This article was produced and published by Racia Yoong from Global Initiatives.
Before this, we wished to be separated from noisy, lively streets and avoided starting conversations with strangers on the street.
Now, we yearn for things we never did before as we reorder our priorities and amend our appreciation for simple joys and human contact.
Rohit Brijnath from The Straits Times describes the coronavirus as a long-distance swim; we won’t know when the race will be over because of shifting goalposts and turbulent currents, but we need to have that resilience to keep moving forward.
As we hold on to hope, many people are learning to reconnect with friends, faith, and old pastimes for some routine, laughter, and strength.
Others have found unusual strength in the kindness of volunteers who coordinate their efforts towards different activities such as distribute food to the less fortunate. This crisis has forced many of us to step out of our comfort zones.
Jennifer Lorenzini by LaPresse via AP
Living In Big Cities
The pandemic is changing the way city dwellers talk about life in big cities – New York for example and making some people rethink where they live after this crisis is past.
As America’s largest and densest city, New York quickly became the epicenter of the country’s coronavirus outbreak. New York Gov. Andrew Cuomo wasn’t quick to mince his words and said that the density of people in a small geographic location is what’s allowing the virus to spread quickly.
So many who have left the city aren’t so sure about future plans to relocate back to New York, and others wonder if the city will ever be the same again after this pandemic.
The pandemic has exposed the quality of governance and scale of inequalities across global cities as city governors are revisiting urban plans to retrofit buildings and public spaces that bolster future threats.
While this provides an opportunity for urban planners to build back better, major cities like New York aren’t the only ones that will see their populations dip in the coming years.
Global Economic Restructuring
Drawing attention to the parallels between the economic consequences of the Spanish flu epidemic and coronavirus, the gross domestic product (GDP) is predicted to fall by 15% to 25% in June, and unemployment will soar to 10% by the end of the year.
The impact of the lockdown on economic activity is painfully obvious and is creating even greater hardship on innocent victims suffering from this clampdown.
However, the crisis has revealed opportunities to improve the performance of businesses but this requires leaders to reconsider existing priorities and life after the pandemic.
The effects of the coronavirus are felt in almost all sectors of society, and many businesses have had to adapt in creative and surprising ways amid this imminent disaster.
Going back to business, as usual, is short-sighted. Green and inclusive growth is no longer a nice catchphrase, but a necessity.
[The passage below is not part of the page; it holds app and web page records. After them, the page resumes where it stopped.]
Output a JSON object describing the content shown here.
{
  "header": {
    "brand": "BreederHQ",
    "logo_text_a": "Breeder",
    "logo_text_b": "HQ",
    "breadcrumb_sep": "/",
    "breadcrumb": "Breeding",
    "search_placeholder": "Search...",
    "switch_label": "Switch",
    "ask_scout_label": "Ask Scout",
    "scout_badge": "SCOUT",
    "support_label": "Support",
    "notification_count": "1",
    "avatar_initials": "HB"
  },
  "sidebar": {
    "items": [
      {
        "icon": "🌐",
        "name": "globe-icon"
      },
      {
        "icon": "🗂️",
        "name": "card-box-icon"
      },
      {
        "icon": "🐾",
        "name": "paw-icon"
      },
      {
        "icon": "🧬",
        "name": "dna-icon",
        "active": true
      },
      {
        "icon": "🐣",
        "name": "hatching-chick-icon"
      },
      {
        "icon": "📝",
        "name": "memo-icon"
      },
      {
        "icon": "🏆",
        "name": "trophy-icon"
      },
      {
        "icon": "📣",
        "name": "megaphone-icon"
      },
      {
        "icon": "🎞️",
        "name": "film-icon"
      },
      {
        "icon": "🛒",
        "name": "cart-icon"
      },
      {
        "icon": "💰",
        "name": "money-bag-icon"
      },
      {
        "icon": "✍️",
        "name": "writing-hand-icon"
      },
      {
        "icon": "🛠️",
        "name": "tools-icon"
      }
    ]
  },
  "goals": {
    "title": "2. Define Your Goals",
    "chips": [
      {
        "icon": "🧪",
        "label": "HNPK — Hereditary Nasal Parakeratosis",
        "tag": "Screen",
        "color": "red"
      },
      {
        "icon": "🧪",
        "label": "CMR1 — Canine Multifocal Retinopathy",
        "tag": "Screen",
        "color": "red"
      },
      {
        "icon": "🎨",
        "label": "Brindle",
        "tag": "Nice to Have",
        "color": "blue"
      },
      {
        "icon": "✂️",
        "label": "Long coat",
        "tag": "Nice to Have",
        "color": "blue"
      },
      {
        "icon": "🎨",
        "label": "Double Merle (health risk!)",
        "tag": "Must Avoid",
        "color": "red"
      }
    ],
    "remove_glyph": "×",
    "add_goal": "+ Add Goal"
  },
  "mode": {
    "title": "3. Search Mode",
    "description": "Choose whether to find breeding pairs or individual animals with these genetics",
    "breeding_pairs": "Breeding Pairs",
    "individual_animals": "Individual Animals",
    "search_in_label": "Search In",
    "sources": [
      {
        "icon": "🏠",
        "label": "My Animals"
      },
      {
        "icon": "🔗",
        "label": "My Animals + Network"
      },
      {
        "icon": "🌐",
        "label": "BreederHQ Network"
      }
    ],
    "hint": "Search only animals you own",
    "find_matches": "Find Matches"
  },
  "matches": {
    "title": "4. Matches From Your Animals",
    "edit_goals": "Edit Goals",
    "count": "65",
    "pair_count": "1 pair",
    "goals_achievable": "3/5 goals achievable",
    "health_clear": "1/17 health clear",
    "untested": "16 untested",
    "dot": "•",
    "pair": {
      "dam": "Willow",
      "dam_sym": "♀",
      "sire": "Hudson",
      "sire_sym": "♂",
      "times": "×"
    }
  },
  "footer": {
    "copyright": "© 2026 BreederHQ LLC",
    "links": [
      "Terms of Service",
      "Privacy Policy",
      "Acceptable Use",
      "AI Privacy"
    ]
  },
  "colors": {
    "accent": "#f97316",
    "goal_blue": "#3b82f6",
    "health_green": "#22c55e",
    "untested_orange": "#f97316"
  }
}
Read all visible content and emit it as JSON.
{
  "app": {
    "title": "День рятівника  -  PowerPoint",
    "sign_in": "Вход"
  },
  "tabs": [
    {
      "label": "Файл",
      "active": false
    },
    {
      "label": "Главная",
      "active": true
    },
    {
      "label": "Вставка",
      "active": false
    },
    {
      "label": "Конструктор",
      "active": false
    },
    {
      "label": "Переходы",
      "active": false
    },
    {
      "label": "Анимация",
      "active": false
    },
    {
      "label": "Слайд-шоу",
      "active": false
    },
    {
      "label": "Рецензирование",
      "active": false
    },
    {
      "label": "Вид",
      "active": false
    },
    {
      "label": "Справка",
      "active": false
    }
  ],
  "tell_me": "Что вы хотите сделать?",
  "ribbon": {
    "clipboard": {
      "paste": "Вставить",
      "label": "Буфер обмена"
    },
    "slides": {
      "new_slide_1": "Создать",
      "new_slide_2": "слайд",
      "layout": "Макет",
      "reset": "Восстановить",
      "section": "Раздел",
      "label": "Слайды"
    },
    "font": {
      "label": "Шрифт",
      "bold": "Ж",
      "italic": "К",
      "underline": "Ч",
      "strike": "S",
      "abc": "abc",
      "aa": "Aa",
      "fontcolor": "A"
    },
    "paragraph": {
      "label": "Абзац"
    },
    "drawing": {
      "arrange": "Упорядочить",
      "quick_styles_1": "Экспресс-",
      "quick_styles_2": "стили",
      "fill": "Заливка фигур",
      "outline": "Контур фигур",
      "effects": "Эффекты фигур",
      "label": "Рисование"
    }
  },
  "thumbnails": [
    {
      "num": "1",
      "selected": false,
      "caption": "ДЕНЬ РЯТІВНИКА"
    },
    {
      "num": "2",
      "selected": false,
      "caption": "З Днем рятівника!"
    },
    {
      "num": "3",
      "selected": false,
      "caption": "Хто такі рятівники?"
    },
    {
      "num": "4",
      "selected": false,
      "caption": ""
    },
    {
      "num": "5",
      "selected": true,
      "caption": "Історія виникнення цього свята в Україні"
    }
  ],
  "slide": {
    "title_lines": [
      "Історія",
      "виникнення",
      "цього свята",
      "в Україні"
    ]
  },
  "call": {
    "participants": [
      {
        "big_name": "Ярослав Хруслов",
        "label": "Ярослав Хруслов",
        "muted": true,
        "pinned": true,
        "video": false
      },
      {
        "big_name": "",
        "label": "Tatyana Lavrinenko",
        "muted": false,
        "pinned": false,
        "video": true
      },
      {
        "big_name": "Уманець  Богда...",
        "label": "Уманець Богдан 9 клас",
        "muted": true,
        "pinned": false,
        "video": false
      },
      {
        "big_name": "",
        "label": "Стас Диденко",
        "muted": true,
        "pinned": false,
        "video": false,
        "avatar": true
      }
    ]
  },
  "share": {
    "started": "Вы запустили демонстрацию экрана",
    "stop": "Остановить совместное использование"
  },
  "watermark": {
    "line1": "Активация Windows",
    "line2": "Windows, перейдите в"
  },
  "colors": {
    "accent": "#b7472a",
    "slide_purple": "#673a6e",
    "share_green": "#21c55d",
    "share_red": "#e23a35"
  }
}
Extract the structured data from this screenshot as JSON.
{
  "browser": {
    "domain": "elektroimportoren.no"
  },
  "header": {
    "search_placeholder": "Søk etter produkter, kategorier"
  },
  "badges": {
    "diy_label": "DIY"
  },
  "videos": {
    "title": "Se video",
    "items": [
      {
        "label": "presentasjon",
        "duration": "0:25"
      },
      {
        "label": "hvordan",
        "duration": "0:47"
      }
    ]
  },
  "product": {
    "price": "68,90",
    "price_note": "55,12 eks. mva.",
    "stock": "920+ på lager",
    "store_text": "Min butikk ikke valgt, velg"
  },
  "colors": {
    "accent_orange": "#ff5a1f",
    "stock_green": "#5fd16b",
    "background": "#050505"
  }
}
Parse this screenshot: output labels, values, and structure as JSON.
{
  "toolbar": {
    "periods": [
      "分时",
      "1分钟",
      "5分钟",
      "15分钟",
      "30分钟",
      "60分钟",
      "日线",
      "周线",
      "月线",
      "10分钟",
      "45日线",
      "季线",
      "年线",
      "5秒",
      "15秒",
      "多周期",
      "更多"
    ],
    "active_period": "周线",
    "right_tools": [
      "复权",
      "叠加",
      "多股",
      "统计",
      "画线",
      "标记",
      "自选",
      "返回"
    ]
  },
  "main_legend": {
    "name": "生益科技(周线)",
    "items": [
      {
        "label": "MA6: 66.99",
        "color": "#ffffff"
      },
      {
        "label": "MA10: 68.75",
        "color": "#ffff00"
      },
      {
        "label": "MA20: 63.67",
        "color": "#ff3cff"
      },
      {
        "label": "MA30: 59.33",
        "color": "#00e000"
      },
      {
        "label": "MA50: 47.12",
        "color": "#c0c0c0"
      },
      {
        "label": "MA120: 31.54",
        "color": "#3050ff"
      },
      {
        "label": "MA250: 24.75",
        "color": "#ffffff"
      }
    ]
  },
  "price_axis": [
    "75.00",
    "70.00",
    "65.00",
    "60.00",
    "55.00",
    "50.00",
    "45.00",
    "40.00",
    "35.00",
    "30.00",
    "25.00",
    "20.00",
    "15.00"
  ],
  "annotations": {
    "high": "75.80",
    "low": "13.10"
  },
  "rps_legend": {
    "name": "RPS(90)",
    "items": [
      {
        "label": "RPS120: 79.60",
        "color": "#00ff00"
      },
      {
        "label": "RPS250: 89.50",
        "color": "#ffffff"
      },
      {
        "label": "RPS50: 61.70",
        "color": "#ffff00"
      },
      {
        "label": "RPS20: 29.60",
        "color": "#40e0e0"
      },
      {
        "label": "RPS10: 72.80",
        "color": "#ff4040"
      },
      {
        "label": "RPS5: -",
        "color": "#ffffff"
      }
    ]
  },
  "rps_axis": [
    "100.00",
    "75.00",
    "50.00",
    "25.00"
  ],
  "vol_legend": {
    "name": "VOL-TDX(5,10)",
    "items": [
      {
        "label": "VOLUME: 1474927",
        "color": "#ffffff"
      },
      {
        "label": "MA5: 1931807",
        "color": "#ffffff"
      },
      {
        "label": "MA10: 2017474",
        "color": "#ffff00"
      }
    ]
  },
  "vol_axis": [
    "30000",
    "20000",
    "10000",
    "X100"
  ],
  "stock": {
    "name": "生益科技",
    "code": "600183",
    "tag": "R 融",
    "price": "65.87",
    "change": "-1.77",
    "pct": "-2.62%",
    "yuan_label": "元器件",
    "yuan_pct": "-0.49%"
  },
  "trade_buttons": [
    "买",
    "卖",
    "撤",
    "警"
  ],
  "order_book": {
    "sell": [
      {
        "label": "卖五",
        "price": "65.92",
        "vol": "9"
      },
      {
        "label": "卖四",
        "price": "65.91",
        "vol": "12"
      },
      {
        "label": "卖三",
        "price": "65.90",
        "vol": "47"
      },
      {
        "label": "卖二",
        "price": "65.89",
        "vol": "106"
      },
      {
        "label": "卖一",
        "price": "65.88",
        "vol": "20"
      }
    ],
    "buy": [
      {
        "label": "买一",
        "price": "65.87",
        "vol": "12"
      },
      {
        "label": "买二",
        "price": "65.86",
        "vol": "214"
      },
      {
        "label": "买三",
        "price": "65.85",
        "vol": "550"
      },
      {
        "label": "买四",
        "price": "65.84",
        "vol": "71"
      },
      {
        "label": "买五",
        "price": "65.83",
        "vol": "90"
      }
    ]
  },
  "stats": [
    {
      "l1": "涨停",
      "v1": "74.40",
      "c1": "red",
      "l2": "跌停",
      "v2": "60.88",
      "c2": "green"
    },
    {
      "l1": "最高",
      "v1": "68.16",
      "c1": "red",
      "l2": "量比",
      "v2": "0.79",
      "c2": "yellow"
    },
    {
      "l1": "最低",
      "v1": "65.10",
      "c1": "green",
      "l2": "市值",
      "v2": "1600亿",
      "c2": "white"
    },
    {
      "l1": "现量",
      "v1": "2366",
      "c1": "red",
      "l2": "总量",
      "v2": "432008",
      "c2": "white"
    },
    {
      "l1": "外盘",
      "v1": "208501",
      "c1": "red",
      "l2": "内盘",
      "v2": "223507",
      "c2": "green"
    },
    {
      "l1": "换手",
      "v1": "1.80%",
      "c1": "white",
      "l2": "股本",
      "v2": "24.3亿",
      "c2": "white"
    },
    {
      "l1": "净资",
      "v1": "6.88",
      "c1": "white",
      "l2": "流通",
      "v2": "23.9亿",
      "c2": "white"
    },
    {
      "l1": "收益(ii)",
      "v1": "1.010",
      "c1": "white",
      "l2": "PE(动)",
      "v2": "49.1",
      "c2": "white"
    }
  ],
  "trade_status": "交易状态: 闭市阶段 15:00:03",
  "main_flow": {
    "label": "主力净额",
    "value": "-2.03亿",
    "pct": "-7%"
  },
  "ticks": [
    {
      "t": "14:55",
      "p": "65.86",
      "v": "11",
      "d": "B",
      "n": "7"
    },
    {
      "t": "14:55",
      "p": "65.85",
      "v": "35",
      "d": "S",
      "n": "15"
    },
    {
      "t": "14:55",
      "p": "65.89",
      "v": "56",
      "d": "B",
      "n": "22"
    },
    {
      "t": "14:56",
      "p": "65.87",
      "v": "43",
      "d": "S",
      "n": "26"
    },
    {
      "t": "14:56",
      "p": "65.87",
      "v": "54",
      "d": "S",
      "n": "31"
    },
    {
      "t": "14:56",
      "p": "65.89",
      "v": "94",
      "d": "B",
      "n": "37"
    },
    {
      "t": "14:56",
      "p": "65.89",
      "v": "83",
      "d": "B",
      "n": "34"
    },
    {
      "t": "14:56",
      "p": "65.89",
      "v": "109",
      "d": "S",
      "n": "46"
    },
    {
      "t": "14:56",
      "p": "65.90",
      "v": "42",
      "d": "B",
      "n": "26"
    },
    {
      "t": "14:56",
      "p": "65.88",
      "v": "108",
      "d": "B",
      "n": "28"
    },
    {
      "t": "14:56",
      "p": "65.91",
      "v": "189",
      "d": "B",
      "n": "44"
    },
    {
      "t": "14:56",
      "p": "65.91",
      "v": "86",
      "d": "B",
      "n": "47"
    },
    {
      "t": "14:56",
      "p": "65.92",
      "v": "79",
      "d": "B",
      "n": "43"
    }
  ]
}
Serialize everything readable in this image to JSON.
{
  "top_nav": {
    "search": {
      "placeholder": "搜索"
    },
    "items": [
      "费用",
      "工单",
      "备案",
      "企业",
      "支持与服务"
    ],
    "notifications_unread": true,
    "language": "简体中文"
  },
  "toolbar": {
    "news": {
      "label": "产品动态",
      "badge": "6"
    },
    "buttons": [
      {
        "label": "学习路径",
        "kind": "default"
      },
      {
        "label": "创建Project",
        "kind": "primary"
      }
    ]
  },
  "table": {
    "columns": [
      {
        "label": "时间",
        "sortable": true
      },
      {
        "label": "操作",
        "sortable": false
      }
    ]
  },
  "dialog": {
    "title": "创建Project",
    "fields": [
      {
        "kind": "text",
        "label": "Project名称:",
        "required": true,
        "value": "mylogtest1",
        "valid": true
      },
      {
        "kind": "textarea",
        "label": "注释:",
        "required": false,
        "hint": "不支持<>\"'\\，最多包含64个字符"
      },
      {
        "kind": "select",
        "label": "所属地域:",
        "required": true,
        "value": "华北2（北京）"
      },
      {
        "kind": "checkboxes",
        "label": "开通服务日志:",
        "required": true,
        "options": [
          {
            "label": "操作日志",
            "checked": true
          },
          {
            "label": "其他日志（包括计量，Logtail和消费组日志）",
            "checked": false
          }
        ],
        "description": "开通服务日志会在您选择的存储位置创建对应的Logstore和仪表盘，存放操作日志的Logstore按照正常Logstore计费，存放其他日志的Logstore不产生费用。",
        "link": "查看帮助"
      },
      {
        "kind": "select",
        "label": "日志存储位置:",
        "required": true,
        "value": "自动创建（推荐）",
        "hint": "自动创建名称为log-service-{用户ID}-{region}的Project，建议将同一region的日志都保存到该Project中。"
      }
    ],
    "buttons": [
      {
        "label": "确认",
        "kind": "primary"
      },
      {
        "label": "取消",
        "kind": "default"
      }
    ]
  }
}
As the shock begins to upturn established industry structures, businesses are told to act on broader resilience plans in order to see some potential for faster recovery while the rest of the world struggles to manage this new sense of normalcy.
Adnan Abidi by Reuters
One difficult episode that this pandemic teaches us is the importance of collaborative solutions between open societies and an effective public government.
It is imperative to adopt a movement for collective activism if we want to move towards change for greater public action.
The best way to tackle future problems like a global health crisis is to give adequate attention to openness and transparency in information-sharing so that governments are supported in a coordinated way.
Ultimately, it is crucial that ordinary citizens feel entitled to have discussions about policies, engage in issues, and push for change.
Singapore NMP Walter Theseira added that citizens should be able to do so without joining or supporting a political party. Public participation plays an important role in achieving sustainable development.
Life Beyond Coronavirus
Some cities are returning to a world reimagined in the age of coronavirus, with social distancing, hygiene standards, and government restrictions infused into nearly every aspect of their lives – at least until a vaccine is found.
In the near future, leaders will need to make difficult decisions that balance economic and social sustainability and begin discussions about what the next normal could entail.
Much of the population today will experience uncertainty and financial stress, as new social customs and mandates shape the new normal for people who have spent weeks or months in isolation.
On to the Next Normal
As we continue to engender in the weeks and months ahead, we should feel compelled to reflect on this health crisis from both an economical and social order.
Albeit the betterment of public health and society, a substantial uplift to economic and social welfare might also provide an opportunity to navigate the path preceding the pandemic.
But policymaking is going to be a challenge when scientists are struggling to understand this new virus.
Many consequential decisions have been made within a very short period of time, with not a lot of data and information on hand. These are important decisions that impact people’s lives.
What will it take to navigate this crisis? Why hadn’t we acted earlier to prevent the outbreak? Why have we allowed such poor conditions to linger?
There are so many questions we can ask ourselves and our leaders as we ponder how we could’ve better handled the pandemic.
But for now, the focus is on the health of people. Eventually, there will come a time to look back properly and follow up on the lessons learned.